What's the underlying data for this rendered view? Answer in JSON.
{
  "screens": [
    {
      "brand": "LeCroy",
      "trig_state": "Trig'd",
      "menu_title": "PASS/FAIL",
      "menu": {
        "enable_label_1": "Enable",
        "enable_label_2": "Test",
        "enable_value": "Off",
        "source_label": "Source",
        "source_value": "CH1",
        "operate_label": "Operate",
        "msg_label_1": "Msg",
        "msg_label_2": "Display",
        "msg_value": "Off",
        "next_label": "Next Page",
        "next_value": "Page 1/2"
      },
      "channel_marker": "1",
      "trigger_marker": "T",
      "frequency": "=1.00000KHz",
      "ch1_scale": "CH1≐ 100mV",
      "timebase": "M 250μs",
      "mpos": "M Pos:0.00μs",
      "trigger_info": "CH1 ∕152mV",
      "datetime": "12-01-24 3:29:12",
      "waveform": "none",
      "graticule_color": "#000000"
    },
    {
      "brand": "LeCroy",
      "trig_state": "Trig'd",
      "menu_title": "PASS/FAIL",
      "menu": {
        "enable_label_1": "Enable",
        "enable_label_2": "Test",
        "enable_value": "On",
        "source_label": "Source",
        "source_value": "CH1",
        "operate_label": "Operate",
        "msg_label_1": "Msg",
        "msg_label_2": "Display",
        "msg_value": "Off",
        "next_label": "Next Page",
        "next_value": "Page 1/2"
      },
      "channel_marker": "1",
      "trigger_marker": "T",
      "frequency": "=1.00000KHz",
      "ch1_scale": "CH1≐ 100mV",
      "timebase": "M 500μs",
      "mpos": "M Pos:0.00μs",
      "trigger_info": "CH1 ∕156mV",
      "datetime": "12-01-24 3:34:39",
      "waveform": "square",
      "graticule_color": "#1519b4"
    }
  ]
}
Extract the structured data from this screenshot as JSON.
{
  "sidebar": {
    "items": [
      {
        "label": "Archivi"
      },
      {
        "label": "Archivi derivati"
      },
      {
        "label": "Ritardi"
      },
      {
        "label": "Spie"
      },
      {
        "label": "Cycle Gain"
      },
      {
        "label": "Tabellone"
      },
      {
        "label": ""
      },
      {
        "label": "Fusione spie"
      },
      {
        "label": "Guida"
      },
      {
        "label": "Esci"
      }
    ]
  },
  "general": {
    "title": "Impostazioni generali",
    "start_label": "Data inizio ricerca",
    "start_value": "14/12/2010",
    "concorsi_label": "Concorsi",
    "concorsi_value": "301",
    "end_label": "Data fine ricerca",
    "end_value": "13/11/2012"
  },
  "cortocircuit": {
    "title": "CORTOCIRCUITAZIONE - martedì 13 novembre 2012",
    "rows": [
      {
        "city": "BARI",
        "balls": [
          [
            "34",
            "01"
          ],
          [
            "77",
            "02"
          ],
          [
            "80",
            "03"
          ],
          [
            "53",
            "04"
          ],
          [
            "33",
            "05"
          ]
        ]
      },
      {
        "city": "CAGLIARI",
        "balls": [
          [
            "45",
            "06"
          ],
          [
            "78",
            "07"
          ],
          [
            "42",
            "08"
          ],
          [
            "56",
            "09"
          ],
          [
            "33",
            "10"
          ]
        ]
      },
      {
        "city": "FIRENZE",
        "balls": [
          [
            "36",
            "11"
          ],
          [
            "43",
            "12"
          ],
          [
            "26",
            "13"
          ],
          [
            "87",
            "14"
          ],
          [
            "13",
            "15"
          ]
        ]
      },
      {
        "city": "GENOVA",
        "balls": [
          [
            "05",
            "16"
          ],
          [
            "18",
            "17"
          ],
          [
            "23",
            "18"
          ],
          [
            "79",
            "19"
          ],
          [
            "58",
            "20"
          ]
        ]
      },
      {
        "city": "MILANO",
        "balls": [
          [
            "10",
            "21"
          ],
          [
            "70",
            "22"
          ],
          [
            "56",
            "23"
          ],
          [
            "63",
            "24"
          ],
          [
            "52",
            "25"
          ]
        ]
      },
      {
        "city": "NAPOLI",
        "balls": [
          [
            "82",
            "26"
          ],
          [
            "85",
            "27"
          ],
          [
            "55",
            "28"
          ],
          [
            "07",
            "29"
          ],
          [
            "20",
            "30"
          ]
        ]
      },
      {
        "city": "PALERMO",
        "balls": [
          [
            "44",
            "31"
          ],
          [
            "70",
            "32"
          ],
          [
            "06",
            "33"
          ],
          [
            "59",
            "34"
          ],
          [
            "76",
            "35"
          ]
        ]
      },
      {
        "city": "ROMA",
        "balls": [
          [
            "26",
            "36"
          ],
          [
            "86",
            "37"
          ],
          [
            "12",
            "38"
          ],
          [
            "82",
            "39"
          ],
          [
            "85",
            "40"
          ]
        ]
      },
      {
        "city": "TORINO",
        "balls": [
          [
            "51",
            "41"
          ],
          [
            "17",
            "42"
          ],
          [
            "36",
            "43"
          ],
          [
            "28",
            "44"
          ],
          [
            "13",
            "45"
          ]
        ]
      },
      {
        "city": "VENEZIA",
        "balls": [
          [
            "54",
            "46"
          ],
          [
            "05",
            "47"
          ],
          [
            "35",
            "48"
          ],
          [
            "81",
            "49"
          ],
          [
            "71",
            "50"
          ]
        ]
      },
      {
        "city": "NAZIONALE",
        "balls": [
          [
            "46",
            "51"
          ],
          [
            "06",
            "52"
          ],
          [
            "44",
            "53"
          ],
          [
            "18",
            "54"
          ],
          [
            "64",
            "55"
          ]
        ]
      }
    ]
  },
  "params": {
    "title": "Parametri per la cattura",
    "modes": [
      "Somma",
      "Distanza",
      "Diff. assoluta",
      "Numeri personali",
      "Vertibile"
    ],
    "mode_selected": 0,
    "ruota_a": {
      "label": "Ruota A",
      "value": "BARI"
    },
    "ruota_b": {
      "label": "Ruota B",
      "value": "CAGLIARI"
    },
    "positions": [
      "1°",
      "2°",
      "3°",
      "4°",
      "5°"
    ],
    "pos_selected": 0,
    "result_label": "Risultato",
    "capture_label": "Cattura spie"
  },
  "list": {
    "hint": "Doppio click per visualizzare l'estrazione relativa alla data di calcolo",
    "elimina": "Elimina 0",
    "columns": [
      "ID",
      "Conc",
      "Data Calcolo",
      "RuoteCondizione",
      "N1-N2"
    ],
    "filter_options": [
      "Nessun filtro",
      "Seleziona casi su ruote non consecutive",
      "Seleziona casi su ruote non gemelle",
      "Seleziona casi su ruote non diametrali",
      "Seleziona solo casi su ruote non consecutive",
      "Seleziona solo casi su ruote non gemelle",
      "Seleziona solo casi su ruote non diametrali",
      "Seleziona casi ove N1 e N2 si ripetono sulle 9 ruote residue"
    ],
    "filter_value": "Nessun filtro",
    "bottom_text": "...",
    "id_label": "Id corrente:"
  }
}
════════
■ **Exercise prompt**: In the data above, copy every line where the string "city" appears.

■ **Solution**:
        "city": "BARI",
        "city": "CAGLIARI",
        "city": "FIRENZE",
        "city": "GENOVA",
        "city": "MILANO",
        "city": "NAPOLI",
        "city": "PALERMO",
        "city": "ROMA",
        "city": "TORINO",
        "city": "VENEZIA",
        "city": "NAZIONALE",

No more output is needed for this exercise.